U.S. National Science Foundation: An Overview
Publication Date: January 2007
Publisher(s): Library of Congress. Congressional Research Service
The National Science Foundation (NSF) was created by the National Science Foundation Act of 1950, as amended (P.L. 81-507). The NSF has the broad mission of supporting science and engineering in general and funding basic research across many disciplines. The agency provides support for investigator-initiated, merit-reviewed, competitively selected awards, state-of-the-art tools, and instrumentation and facilities. The majority of the research supported by the NSF is conducted at U.S. colleges and universities.
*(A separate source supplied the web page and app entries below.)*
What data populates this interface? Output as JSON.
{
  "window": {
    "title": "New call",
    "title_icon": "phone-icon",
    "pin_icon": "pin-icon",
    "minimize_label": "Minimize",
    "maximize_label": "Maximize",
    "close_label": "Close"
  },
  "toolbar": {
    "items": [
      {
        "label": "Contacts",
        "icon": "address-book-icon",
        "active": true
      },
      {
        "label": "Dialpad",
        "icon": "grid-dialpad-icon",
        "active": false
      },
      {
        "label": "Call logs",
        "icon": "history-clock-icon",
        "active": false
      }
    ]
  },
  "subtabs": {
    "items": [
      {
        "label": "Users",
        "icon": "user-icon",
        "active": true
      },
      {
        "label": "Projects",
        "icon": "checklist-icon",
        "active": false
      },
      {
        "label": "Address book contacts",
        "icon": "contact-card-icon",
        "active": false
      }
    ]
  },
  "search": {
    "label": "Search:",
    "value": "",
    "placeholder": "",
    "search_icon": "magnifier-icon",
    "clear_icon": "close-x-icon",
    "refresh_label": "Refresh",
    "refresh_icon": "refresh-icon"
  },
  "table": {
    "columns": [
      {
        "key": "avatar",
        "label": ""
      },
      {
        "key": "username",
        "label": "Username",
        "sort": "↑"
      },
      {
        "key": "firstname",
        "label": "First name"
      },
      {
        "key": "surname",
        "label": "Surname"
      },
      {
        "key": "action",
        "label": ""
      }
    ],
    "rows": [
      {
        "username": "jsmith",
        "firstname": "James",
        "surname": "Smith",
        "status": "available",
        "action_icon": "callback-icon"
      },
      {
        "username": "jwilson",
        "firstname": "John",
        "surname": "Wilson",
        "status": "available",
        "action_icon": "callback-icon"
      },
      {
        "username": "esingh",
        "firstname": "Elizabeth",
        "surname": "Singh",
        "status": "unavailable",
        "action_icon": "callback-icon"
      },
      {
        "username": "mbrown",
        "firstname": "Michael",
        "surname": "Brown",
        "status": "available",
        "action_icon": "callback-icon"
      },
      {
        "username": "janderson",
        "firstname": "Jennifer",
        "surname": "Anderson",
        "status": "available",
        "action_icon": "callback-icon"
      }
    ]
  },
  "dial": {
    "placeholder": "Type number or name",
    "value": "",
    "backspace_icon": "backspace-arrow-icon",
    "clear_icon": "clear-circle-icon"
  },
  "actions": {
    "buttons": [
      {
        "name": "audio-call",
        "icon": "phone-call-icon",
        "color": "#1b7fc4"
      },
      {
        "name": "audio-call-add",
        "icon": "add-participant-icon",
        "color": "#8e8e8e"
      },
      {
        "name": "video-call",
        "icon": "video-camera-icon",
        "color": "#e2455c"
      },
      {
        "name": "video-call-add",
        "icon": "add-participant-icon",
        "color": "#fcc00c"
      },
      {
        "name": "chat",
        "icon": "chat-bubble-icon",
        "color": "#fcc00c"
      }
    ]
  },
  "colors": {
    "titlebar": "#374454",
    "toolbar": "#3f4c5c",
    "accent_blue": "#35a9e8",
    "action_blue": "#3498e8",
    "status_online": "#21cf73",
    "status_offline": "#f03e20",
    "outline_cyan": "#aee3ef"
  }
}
Approximately 82.6% ($3,174.9 million) of NSF's FY2005 $3,844.2 million research and development (R&D) budget was awarded to U.S. colleges and universities.1 Preliminary data reveal that for FY2005 the NSF provided approximately 60.3% of all federally funded basic research conducted at the nation's colleges and universities, with the exclusion of biomedical research sponsored by the National Institutes of Health. In addition, NSF provides more than 30% of the total federal support for science and mathematics education. This report will be updated periodically.